Bears make a splash, but was it the right move?Lamarr Houston signing with the Chicago Bears is an interesting development to say the least. Chicago made quite the splash back in 2010 by signing Julius Peppers. But with Peppers' game slowing down, bringing on a guy like Houston seemed to make sense -- so the Bears subtracted the former and added the latter. But I have two questions about this signing:
1) Why were the Raiders, who have the most cap room in the league, so willing to let Houston walk?
2) Where is Houston going to play in the Bears' 4-3? On the end? Well, at 300 pounds, his build is more interior defensive lineman than edge rusher.
OK, so he might be versatile enough to play inside and outside. Either way, the Bears got all of 31 sacks last season (last in the NFL). Houston set a career high with six -- that's not exactly a huge number. Fifteen million dollars guaranteed is some good coin for a guy who doesn't seem to be a 10-sack threat.
Thomas Dimitroff's approach in Atlanta merits praiseWe're adrift in transactions, but I'm impressed right away with the early handiwork of Falcons general manager Thomas Dimitroff. After re-signing Jonathan Babineaux, Atlanta added two solid pieces in nose tackle Paul Soliai and pass rusher Tyson Jackson. I especially like Soliai, a scheme-versatile interior lineman and a proven run-plugger.
On offense, the Falcons wisely struck a deal with Jon Asamoah, our top-ranked free-agent guard.
Both Falcons lines were a comprehensive train wreck least season. Dimitroff's commitment to rebuilding this team from the trenches on out tells me Atlanta has its priorities in order.
Is anyone in the market for wide receivers?The most striking thing about the opening wave of free agency might have been the complete lack of a market for notable receivers. This is a shallow pool anyway, headlined by Hakeem Nicks, coming off injuries and a strange season with the New York Giants, and Eric Decker, a No. 2 receiver who might command No. 1 money. But when free agency opened, there were no deals in place for either one of them -- a further indication of how depressed the wide receiver market is. Right now, the big-money contracts are being thrown around to cornerbacks and linemen.
One thing that doesn't help these receivers: The college draft class is exceptionally deep at wideout this year, so teams in need could choose to forego the expensive free agent to mine a cheap, young player.

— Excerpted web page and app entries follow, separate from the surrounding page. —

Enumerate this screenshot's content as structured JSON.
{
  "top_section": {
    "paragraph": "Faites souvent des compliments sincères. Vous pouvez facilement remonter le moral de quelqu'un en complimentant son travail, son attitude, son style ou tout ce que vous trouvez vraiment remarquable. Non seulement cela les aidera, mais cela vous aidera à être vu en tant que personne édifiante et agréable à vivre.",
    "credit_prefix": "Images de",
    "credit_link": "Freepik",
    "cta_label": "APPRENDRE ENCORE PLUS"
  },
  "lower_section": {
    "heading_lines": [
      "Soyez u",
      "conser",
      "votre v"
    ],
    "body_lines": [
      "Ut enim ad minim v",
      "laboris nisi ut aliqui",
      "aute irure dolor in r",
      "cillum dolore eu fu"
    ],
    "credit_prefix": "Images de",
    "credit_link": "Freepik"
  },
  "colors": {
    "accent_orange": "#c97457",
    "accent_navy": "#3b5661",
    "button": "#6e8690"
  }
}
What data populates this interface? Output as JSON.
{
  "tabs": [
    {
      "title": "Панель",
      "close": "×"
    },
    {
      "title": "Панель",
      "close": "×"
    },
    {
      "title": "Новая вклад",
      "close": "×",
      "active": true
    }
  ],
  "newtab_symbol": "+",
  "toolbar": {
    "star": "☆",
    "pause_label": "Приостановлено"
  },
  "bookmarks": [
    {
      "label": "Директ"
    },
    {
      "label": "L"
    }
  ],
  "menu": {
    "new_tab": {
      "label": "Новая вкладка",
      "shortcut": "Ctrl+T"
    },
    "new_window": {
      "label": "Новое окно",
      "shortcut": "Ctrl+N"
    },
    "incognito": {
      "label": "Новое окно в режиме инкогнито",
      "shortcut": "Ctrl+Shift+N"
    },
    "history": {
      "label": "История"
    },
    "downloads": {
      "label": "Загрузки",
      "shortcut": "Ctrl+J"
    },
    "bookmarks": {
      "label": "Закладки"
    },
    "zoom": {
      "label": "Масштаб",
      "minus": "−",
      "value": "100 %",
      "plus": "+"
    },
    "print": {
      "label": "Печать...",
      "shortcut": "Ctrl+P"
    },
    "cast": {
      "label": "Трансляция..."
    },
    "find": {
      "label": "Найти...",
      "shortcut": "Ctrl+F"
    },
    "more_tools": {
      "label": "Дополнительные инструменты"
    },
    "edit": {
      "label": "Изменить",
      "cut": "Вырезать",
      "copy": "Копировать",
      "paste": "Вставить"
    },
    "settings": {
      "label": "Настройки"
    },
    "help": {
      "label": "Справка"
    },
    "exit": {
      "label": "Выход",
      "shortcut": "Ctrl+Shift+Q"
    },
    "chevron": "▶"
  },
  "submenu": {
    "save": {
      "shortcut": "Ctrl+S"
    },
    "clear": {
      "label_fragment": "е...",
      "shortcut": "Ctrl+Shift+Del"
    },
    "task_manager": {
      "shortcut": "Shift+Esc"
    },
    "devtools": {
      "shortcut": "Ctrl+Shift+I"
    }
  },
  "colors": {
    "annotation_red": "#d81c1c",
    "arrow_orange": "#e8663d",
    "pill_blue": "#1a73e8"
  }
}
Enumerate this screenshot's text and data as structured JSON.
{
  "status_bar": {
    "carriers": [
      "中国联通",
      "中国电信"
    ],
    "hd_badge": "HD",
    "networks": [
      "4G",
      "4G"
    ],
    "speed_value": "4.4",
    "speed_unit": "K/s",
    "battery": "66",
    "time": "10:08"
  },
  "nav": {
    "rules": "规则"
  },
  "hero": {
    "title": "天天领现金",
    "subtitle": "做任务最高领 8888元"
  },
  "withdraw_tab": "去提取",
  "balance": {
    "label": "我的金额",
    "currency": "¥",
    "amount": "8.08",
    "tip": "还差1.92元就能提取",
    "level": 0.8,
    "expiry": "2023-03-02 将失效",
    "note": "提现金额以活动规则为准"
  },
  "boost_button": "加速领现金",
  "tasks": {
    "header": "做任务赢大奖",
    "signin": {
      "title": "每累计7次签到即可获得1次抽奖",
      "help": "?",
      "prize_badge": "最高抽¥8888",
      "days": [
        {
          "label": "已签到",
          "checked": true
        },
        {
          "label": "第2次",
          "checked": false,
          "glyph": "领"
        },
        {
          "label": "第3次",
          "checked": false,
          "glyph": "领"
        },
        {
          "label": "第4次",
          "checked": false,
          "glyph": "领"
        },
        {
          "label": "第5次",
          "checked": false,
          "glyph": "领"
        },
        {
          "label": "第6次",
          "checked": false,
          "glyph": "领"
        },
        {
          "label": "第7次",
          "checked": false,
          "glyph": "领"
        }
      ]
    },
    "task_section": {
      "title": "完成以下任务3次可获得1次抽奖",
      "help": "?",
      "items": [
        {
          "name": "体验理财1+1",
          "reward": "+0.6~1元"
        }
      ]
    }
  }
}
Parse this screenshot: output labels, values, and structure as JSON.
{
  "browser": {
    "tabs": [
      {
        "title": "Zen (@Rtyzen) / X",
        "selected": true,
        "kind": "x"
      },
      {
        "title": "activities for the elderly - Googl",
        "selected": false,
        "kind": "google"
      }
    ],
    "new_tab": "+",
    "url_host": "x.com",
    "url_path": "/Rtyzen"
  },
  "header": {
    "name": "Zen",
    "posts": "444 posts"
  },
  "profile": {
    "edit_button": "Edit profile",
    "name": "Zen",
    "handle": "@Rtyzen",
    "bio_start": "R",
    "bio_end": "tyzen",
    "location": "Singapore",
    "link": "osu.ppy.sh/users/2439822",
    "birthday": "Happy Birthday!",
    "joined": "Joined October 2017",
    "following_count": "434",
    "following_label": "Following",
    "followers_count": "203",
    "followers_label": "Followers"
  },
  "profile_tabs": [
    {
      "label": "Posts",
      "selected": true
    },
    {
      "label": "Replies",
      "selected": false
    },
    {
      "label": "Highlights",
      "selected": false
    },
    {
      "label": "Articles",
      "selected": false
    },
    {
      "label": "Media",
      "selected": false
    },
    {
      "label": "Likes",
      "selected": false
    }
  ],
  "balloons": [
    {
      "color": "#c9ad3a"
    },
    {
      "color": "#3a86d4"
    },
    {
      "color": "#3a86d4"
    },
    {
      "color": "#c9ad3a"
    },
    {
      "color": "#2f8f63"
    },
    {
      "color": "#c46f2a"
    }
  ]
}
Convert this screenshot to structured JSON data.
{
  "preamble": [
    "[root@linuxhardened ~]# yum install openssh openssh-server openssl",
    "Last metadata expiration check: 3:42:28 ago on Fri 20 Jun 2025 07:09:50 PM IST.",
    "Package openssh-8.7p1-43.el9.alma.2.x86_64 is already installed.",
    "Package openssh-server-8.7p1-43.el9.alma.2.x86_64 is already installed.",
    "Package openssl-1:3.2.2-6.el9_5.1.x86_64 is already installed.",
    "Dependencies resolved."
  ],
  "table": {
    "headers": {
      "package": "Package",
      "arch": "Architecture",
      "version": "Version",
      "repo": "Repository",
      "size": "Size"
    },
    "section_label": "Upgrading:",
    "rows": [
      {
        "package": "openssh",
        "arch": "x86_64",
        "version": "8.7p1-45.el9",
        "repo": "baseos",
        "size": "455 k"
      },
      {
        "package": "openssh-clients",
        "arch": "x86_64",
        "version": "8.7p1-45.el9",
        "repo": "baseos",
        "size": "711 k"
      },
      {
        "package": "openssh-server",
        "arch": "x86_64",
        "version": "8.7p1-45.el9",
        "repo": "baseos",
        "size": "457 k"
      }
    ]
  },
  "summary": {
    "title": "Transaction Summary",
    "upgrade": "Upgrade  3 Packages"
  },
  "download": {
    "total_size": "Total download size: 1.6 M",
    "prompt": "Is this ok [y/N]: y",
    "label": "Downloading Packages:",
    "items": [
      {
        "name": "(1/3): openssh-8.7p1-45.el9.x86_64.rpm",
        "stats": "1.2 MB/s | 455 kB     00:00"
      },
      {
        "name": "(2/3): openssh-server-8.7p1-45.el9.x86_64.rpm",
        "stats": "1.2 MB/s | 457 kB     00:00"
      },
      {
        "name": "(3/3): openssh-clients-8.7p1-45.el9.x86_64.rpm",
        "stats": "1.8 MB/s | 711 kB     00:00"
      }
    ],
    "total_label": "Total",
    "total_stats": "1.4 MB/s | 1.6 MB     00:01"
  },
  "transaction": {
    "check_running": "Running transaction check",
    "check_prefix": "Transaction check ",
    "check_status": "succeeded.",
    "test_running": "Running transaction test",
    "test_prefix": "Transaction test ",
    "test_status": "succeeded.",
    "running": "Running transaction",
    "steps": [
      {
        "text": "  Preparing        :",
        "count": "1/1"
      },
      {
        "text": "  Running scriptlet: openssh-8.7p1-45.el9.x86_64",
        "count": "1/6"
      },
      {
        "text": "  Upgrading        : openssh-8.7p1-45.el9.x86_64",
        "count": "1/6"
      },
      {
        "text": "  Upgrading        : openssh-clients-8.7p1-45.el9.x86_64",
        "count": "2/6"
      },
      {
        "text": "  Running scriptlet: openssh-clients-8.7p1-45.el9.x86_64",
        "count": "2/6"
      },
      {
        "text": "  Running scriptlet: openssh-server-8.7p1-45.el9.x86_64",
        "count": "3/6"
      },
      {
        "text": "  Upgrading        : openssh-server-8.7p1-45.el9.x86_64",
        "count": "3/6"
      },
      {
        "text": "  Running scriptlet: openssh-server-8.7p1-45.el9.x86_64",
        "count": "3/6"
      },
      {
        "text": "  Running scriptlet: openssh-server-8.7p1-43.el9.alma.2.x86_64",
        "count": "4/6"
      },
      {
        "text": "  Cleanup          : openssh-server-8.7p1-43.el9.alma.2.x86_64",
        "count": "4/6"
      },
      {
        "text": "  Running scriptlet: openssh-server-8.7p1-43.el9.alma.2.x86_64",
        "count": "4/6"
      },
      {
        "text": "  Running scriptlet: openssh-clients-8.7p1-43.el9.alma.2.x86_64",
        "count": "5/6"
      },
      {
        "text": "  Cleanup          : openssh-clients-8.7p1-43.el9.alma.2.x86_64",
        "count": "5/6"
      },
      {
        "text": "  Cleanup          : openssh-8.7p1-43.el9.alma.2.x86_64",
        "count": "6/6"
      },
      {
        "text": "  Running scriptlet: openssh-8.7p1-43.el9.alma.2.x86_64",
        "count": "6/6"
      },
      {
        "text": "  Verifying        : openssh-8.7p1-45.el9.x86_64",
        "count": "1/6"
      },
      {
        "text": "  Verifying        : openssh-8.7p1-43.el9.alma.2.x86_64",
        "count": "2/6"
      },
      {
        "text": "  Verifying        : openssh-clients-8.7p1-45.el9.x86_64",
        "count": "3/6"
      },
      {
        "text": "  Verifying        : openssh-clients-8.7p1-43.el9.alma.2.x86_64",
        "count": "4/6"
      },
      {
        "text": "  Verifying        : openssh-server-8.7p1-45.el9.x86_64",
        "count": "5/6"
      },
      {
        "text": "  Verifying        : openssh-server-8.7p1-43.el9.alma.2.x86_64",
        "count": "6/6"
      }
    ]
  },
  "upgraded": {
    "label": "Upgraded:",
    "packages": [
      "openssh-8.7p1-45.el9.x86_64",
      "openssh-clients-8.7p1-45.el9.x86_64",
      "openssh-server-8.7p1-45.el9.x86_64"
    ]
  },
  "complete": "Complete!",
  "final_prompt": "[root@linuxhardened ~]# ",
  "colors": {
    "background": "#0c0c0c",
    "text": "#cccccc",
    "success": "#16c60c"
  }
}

Falcons wisely toughen up in the trenchesOne thing stood out: The Atlanta Falcons' commitment to fortifying their offensive and defensive lines. The Dirty Birds were regarded as a "soft" team in 2013 due to their inability to win in the trenches on either side of the ball. Thomas Dimitroff has set out to change that perception by adding big bodies on both lines. With Paul Soliai and Tyson Jackson joining a re-signed Jonathan Babineaux, the Falcons have the essential ingredients to play coordinator Mike Nolan's preferred version of defense (3-4). On offense, Jon Asamoah gives the Falcons the girth needed to establish a dominant running game in the NFC South.
Given the success of heavyweight defenses and powerful running games in the NFC, the Falcons' decision to remake their team in blue-collar fashion gives them a chance to compete for a spot in the postseason.
Reggie McKenzie's game plan in Oakland remains confoundingOakland Raiders general manager Reggie McKenzie continues to leave me scratching my head. With precious few talented, young building blocks on his roster, he allowed Jared Veldheer and Lamarr Houston to hit the open market. After low-balling Veldheer, he overpaid for Rodger Saffold -- a passable, injury-prone tackle viewed by his former team as best-suited to guard.
Faced with a mandate to start winning and stop making excuses, McKenzie is sticking to his guns -- which have consistently misfired since he left Green Bay in January of 2012.